Hinemihi's time at Clandon Park

Hinemihi at Clandon Park

By 1891 William Hillier, 4th Earl of Onslow, was approaching the end of his term as Governor of New Zealand and wanted a reminder of the country he loved, to take back to his family home in England.

By 1891 William Hillier, 4th Earl of Onslow, was approaching the end of his term as Governor of New Zealand and wanted a reminder of the country he loved, to take back to his family home in England.

Hinemihi comes to Clandon Park

A sum of £50 was agreed by the son of Chief Aporo, Mika, to purchase Hinemihi. An official hand-written bill of sale was drawn up and dated 27 January 1892. Easily dismantled and transported, Hinemihi’s carvings were shipped to England.

William Hillier Onslow, the 4th Earl
William Hillier Onslow
William Hillier Onslow, the 4th Earl

Originally Hinemihi’s carvings were installed to a new structure created in Surrey, next to an ornamental lake, and accounts describe how she was moved to her present site during the First World War by soldiers from New Zealand, including Māori troops recovering at Clandon during its time as a military hospital.

The restoration of Hinemihi

During the middle of the 20th century Hinemihi underwent a significant change in her structure and by the end of the Second World War needed repair. Clandon Park was donated to us in 1956. Then, in the 1960s, we asked New Zealand’s High Commission for help with a restoration programme. Other partners from New Zealand made financial contributions, along with a supply of totara wood.

Further repairs were undertaken in 1979 by an English firm, specialists in restoring historic wooden buildings. Restorers had little visual material to copy apart from an old photograph of Hinemihi taken a few days after the eruption, her roof covered in volcanic debris. Innocently mistaking several tons of rooftop ash for traditional English thatch, they replaced the roof with a thick covering of Norfolk reeds.

A Māori visit to Clandon Park

In the summer of 1986 Hinemihi was visited by Emily Schuster, a great-granddaughter of the carver Tene Waitere. Emily recalled her experience of the visit, 'We could feel the presence of our ancestors, those who sheltered inside Hinemihi during the eruption, and those who didn’t make it to safety.'

" We could feel the presence of our ancestors, those who sheltered inside Hinemihi during the eruption, and those who didn’t make it to safety."
- Emily Schuster

By 1992, Hinemihi had stood in the grounds of Clandon Park for a century. The anniversary was marked by a visit from John Marsh, director of the New Zealand Māori Arts and Crafts Institute.
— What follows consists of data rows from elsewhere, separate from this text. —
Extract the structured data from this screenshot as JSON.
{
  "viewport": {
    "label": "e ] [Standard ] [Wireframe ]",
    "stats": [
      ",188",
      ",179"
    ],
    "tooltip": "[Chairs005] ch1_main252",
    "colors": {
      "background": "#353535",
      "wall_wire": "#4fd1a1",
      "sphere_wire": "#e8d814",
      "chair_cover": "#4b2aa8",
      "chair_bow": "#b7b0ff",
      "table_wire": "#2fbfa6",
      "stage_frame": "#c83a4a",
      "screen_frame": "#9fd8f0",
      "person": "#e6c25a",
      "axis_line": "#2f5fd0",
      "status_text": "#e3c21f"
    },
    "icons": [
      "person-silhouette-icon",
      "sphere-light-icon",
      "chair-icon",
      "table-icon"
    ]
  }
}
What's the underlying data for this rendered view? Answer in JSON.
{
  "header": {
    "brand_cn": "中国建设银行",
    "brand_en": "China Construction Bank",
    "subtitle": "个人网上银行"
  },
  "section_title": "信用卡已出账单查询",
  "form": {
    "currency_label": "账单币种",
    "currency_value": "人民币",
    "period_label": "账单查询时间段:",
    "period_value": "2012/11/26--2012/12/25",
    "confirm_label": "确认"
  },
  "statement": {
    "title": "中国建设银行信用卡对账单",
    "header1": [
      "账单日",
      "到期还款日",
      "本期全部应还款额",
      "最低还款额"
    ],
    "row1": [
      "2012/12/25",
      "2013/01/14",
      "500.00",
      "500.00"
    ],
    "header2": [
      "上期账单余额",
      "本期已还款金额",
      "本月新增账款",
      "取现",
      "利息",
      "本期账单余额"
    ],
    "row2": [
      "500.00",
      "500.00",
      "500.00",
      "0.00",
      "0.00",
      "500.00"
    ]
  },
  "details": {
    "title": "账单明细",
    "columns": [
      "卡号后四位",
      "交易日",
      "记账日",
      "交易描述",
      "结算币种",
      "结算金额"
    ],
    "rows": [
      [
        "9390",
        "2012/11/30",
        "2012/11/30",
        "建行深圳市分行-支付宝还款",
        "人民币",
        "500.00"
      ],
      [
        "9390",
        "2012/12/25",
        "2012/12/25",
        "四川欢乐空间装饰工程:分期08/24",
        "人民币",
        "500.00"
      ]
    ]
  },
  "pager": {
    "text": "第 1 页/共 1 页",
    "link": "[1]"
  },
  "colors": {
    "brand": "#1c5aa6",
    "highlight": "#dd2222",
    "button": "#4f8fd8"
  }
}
Back in New Zealand, Marsh thought about restoring Hinemihi’s missing carvings. He appointed two students from the institute to create new pieces. They were Robert Rika, fourth generation grandson of carver Tene Waitere, and Colin Tihi, third generation grandson of Chief Aporo. They agreed to produce the work from detailed images taken by Victorian photographer Alfred Burton on a visit to Te Wairoa in 1881.

Robert Rika and Colin Tihi create new carvings
Carvers create new panels
Robert Rika and Colin Tihi create new carvings

The new carvings were officially handed over to us at dawn on Friday 9 June 1995, almost 109 years since Mt Terawera’s eruption. The arrival of new carvings and the ceremony to accept them created a new profile for Hinemihi. For London’s Māori community, Hinemihi has become their adopted meeting house, a place to visit, remember ancestors and celebrate their culture.